▶ [Required work]: Each line of the listing below that includes "this" should be reported.

▶ [Data for review]:
------------------------------
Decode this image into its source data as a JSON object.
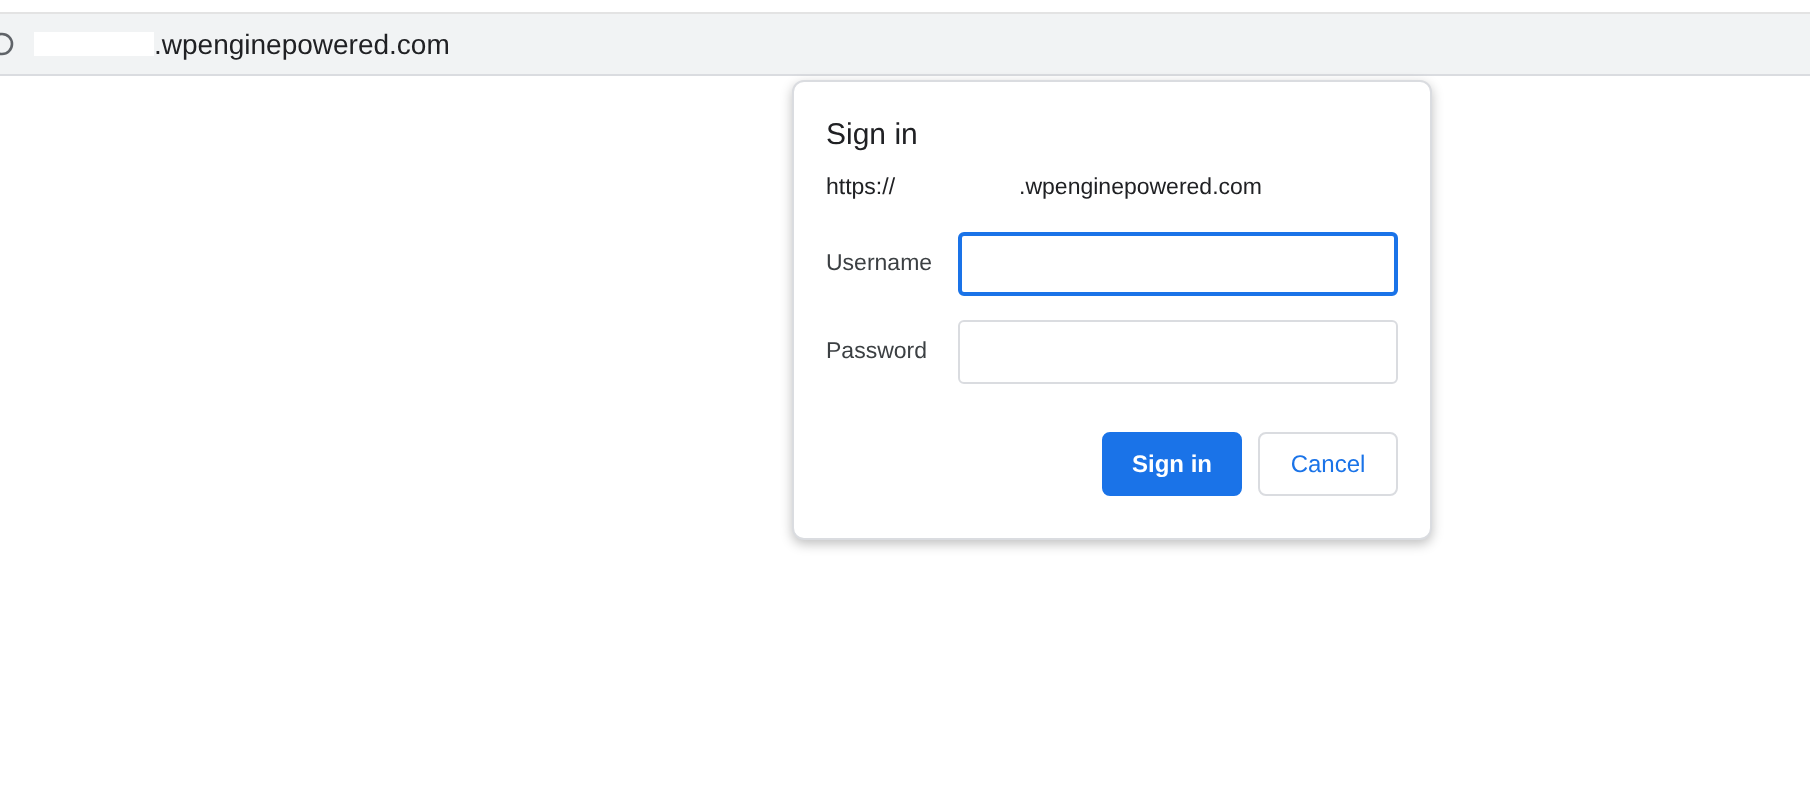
{
  "address_bar": {
    "url_tail": ".wpenginepowered.com"
  },
  "dialog": {
    "title": "Sign in",
    "origin_head": "https://",
    "origin_tail": ".wpenginepowered.com",
    "fields": [
      {
        "label": "Username",
        "focused": true
      },
      {
        "label": "Password",
        "focused": false
      }
    ],
    "buttons": [
      {
        "label": "Sign in",
        "kind": "primary"
      },
      {
        "label": "Cancel",
        "kind": "secondary"
      }
    ]
  }
}
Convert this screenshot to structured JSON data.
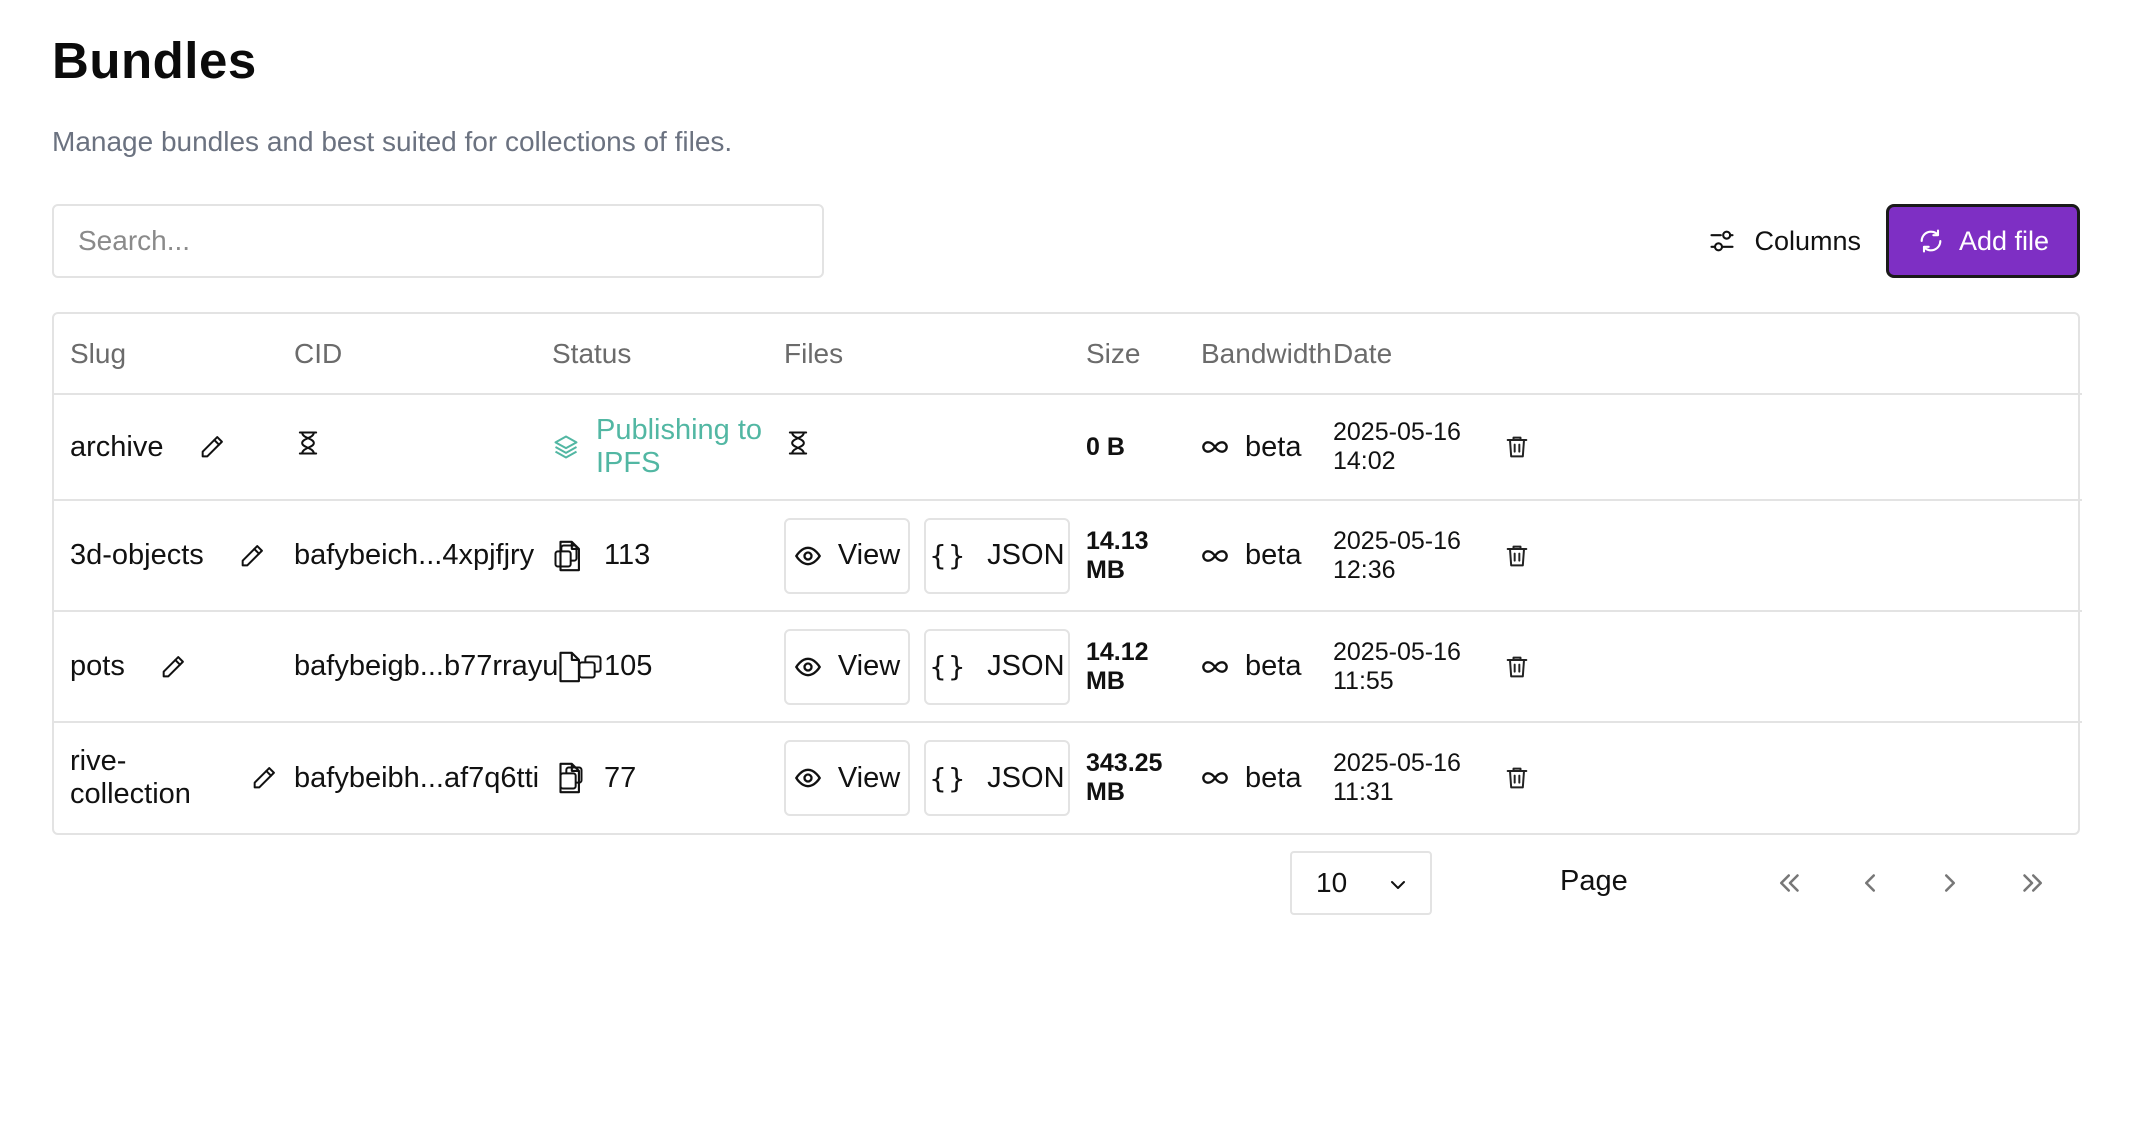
{
  "header": {
    "title": "Bundles",
    "subtitle": "Manage bundles and best suited for collections of files."
  },
  "toolbar": {
    "search_placeholder": "Search...",
    "columns_label": "Columns",
    "add_label": "Add file"
  },
  "table": {
    "columns": [
      "Slug",
      "CID",
      "Status",
      "Files",
      "Size",
      "Bandwidth",
      "Date"
    ],
    "rows": [
      {
        "slug": "archive",
        "cid": "",
        "status": "Publishing to IPFS",
        "files_count": "",
        "size": "0 B",
        "bandwidth": "beta",
        "date": "2025-05-16 14:02"
      },
      {
        "slug": "3d-objects",
        "cid": "bafybeich...4xpjfjry",
        "status": "113",
        "files_count": "",
        "view_label": "View",
        "json_label": "JSON",
        "size": "14.13 MB",
        "bandwidth": "beta",
        "date": "2025-05-16 12:36"
      },
      {
        "slug": "pots",
        "cid": "bafybeigb...b77rrayu",
        "status": "105",
        "view_label": "View",
        "json_label": "JSON",
        "size": "14.12 MB",
        "bandwidth": "beta",
        "date": "2025-05-16 11:55"
      },
      {
        "slug": "rive-collection",
        "cid": "bafybeibh...af7q6tti",
        "status": "77",
        "view_label": "View",
        "json_label": "JSON",
        "size": "343.25 MB",
        "bandwidth": "beta",
        "date": "2025-05-16 11:31"
      }
    ]
  },
  "pagination": {
    "page_size": "10",
    "page_label": "Page"
  },
  "colors": {
    "accent": "#7e2fc4",
    "publishing": "#52b7a3",
    "border": "#e3e3e3"
  },
  "icons": {
    "row_edit": "pencil-icon",
    "row_copy": "copy-icon",
    "row_files": "file-icon",
    "row_pending": "hourglass-icon",
    "row_publishing": "layers-icon",
    "row_view": "eye-icon",
    "row_json": "braces-icon",
    "row_bandwidth": "infinity-icon",
    "row_delete": "trash-icon"
  }
}
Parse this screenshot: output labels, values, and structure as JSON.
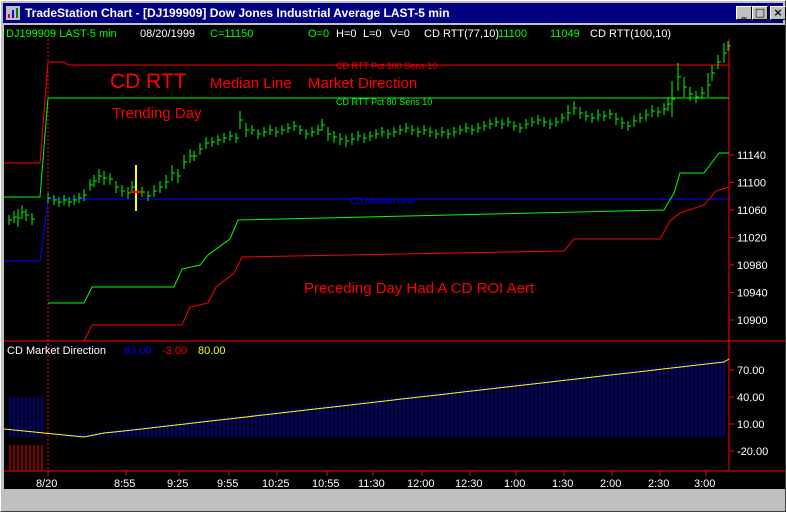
{
  "window": {
    "title": "TradeStation Chart - [DJ199909] Dow Jones Industrial Average LAST-5 min",
    "minimize_label": "_",
    "maximize_label": "□",
    "close_label": "×"
  },
  "header": {
    "symbol": "DJ199909 LAST-5 min",
    "date": "08/20/1999",
    "close": "C=11150",
    "open": "O=0",
    "high": "H=0",
    "low": "L=0",
    "volume": "V=0",
    "study1_name": "CD RTT(77,10)",
    "study1_val1": "11100",
    "study1_val2": "11049",
    "study2_name": "CD RTT(100,10)"
  },
  "annotations": {
    "rtt_title": "CD RTT",
    "median_line_title": "Median Line",
    "market_direction_title": "Market Direction",
    "trending_day": "Trending Day",
    "preceding_day": "Preceding Day Had A CD ROI Aert",
    "pct100_label": "CD RTT Pct 100  Sens 10",
    "pct80_label": "CD RTT Pct 80  Sens 10",
    "median_label": "CD Median Line"
  },
  "price_axis": [
    "11140",
    "11100",
    "11060",
    "11020",
    "10980",
    "10940",
    "10900"
  ],
  "indicator": {
    "name": "CD Market Direction",
    "value1": "83.00",
    "value2": "-3.00",
    "value3": "80.00",
    "axis": [
      "70.00",
      "40.00",
      "10.00",
      "-20.00"
    ]
  },
  "time_axis": [
    "8/20",
    "8:55",
    "9:25",
    "9:55",
    "10:25",
    "10:55",
    "11:30",
    "12:00",
    "12:30",
    "1:00",
    "1:30",
    "2:00",
    "2:30",
    "3:00"
  ],
  "colors": {
    "background": "#000000",
    "green": "#00ff00",
    "red": "#ff0000",
    "blue": "#0000ff",
    "yellow": "#ffff00",
    "title_bar": "#000080",
    "pane_divider": "#ff0000"
  },
  "chart_data": {
    "type": "line",
    "price_pane": {
      "ylim": [
        10880,
        11160
      ],
      "rtt_pct100": [
        11020,
        11135,
        11133,
        11133,
        11133,
        11133,
        11133,
        11133,
        11133,
        11133,
        11133,
        11133,
        11133,
        11133,
        11133,
        11133,
        11133
      ],
      "rtt_pct80": [
        11020,
        11100,
        11100,
        11100,
        11100,
        11100,
        11100,
        11100,
        11100,
        11100,
        11100,
        11100,
        11100,
        11100,
        11100,
        11100,
        11100
      ],
      "median_line": 11004,
      "upper_support": [
        10905,
        10905,
        10925,
        10970,
        10987,
        10987,
        10995,
        10995,
        11025,
        11045
      ],
      "lower_support": [
        10880,
        10890,
        10912,
        10950,
        10970,
        10970,
        10975,
        10975,
        11005,
        11018
      ],
      "price_bars_closing_high": 11150
    },
    "indicator_pane": {
      "ylim": [
        -30,
        80
      ],
      "yellow_line": [
        3,
        5,
        18,
        34,
        52,
        70,
        83
      ],
      "blue_histogram_level": 83
    }
  }
}
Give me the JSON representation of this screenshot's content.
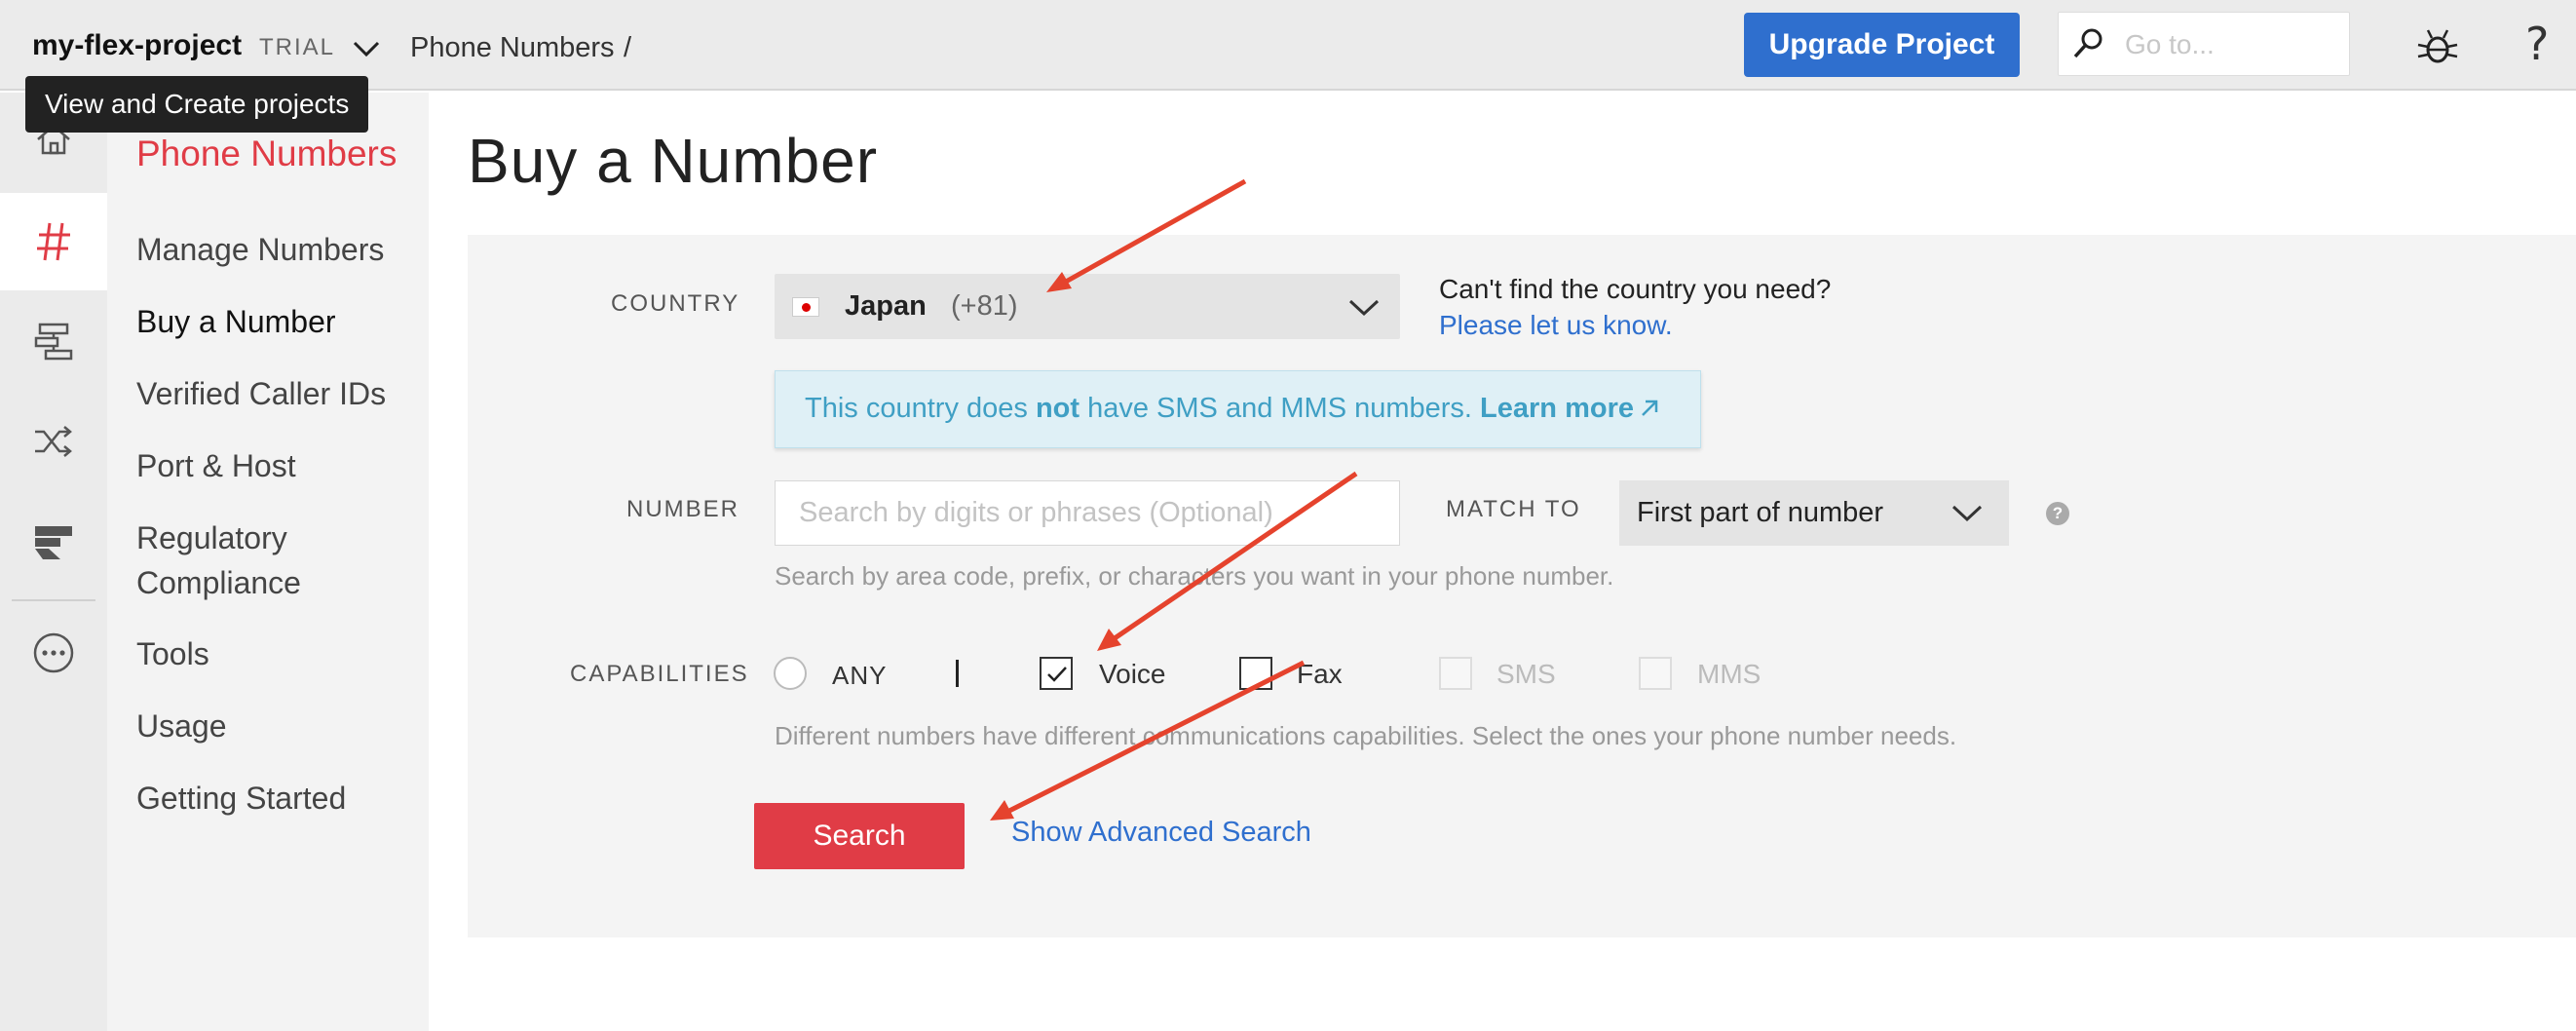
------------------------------
▶ [Answer section]:
Decode this image into its source data as a JSON object.
Convert this screenshot to structured JSON data.
Parse this screenshot: output labels, values, and structure as JSON.
Give me the JSON representation of this screenshot's content.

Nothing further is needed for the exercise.